Perhaps better then to speak not of genes but the genome — all your genes together. And not the genome as a unitary actor, but the genome in conversation with itself, with other genomes, and with the outside environment. If grasshoppers becoming locusts, sweet bees becoming killers, and genetic assimilation are to be believed it’s those conversations that define the organism and drive the evolution of new traits and species. It’s not a selfish gene or a solitary genome. It’s a social genome.

Locust and Chameleon | Photo by Nik Taylor/Getty

Locust and Chameleon | Photo by Nik Taylor/Getty

Dead or Alive? >>
Is it time to kill off the idea of the ‘Selfish Gene’? We asked four experts to respond to our most controversial essay

I can vividly remember reading The Selfish Gene in my local library as a teenager: it was both a page-turner and something of a conversion experience. Richard Dawkins’s explanation of the unsparing reality of evolution blew like a cold, refreshing wind through everything I thought I knew about human nature, and is one of the great pieces of scientific writing from the last century. I was hardly surprised then, that David Dobbs’s essay ‘Die Selfish Gene’ provoked a fierce and prolonged debate when we published it in Aeon last December. But now it’s time to take stock: is the ‘selfish gene’ idea still a useful way to explain evolution? We invited four experts, and the writer himself, to respond to this question. And we invite you to join the conversation by taking our quick survey at the bottom of the page. What do you think: is it time to get rid of the ‘selfish gene’ or is it here to stay?

Brigid Hains, Editor

Does evolutionary theory need a rethink? >>

Link
Greco Roman Sculpture | metmuseum.org

Greco Roman Sculpture | metmuseum.org

You are not who you think you are >>

You are not who you think you are. Philosophers, from the Buddha to David Hume to Derek Parfit, have been telling us that for centuries.
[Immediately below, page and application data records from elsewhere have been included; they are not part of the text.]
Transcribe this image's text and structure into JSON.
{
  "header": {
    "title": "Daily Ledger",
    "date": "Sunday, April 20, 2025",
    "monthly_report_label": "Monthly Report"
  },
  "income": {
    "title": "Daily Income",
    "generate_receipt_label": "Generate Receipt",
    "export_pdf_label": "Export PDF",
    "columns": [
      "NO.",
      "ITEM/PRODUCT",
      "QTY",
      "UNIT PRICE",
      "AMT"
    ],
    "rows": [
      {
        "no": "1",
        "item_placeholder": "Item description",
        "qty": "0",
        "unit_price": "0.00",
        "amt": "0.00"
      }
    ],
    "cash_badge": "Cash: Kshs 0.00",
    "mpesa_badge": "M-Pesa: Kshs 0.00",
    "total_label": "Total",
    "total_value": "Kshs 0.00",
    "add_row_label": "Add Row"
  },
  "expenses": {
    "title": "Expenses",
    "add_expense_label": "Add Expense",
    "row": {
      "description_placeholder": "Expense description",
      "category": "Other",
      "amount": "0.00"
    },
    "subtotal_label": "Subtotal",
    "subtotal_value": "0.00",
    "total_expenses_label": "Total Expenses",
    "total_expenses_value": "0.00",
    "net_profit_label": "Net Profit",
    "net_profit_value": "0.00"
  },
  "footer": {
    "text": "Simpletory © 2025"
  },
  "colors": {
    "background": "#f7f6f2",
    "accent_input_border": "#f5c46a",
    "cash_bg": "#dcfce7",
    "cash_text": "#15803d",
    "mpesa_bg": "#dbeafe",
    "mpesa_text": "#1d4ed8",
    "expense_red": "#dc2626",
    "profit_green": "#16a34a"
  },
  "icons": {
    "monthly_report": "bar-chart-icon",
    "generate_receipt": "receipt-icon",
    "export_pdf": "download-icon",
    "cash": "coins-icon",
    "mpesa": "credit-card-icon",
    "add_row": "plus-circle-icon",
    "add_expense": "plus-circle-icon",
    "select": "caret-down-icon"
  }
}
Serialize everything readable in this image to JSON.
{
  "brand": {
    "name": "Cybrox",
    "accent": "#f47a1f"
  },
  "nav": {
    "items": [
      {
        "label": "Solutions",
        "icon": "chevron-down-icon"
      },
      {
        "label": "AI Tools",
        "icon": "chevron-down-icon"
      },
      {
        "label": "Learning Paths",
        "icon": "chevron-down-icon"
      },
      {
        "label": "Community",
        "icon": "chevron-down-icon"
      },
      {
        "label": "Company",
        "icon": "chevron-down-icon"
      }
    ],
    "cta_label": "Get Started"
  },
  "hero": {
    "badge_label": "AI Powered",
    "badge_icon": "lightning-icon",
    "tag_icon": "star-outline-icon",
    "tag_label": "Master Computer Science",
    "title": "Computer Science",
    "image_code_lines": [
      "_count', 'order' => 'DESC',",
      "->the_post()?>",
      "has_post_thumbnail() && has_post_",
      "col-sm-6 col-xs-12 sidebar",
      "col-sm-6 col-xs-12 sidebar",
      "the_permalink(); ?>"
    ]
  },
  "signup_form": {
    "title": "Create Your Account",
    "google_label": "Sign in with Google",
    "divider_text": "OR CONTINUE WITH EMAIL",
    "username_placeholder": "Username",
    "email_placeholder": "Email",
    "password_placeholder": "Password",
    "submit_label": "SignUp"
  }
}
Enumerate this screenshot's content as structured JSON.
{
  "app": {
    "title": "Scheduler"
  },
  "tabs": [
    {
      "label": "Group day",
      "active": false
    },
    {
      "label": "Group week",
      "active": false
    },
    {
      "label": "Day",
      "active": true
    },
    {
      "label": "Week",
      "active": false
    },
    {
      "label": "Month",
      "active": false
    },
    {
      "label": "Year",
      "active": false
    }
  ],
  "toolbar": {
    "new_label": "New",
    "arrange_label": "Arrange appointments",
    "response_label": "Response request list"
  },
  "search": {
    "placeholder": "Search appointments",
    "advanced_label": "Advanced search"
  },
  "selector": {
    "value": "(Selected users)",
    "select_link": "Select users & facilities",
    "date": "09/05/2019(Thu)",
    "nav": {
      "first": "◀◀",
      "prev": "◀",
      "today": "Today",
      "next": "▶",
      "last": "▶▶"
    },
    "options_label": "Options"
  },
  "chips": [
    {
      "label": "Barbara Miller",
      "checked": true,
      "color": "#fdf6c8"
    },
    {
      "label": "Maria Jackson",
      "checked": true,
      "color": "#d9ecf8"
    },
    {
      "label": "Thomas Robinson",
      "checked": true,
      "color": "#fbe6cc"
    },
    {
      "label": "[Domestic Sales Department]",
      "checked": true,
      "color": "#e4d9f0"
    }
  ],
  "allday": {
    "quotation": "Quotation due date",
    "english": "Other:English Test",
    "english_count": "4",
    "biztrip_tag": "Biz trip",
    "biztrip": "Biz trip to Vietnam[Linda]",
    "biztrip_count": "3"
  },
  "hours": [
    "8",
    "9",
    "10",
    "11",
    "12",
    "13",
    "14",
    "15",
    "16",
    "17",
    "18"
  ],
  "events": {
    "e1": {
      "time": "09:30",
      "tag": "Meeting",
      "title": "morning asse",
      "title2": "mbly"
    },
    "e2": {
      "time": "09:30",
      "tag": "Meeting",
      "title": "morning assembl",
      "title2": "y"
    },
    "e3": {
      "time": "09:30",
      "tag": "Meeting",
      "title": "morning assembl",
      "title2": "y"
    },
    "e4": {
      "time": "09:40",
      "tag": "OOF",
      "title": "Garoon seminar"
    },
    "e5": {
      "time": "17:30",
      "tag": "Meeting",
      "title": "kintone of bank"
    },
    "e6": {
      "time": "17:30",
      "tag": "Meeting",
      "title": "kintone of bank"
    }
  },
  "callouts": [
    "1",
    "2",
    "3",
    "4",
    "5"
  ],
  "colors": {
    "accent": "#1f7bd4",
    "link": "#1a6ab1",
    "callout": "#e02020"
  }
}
There is no essential you, there is no unchanging nucleus at the centre of your being, and there is no homunculus looking through your eyes and pulling the levers that steer your actions. Whatever you think the hard core of you is, it’s an illusion.

Eid Mubarak.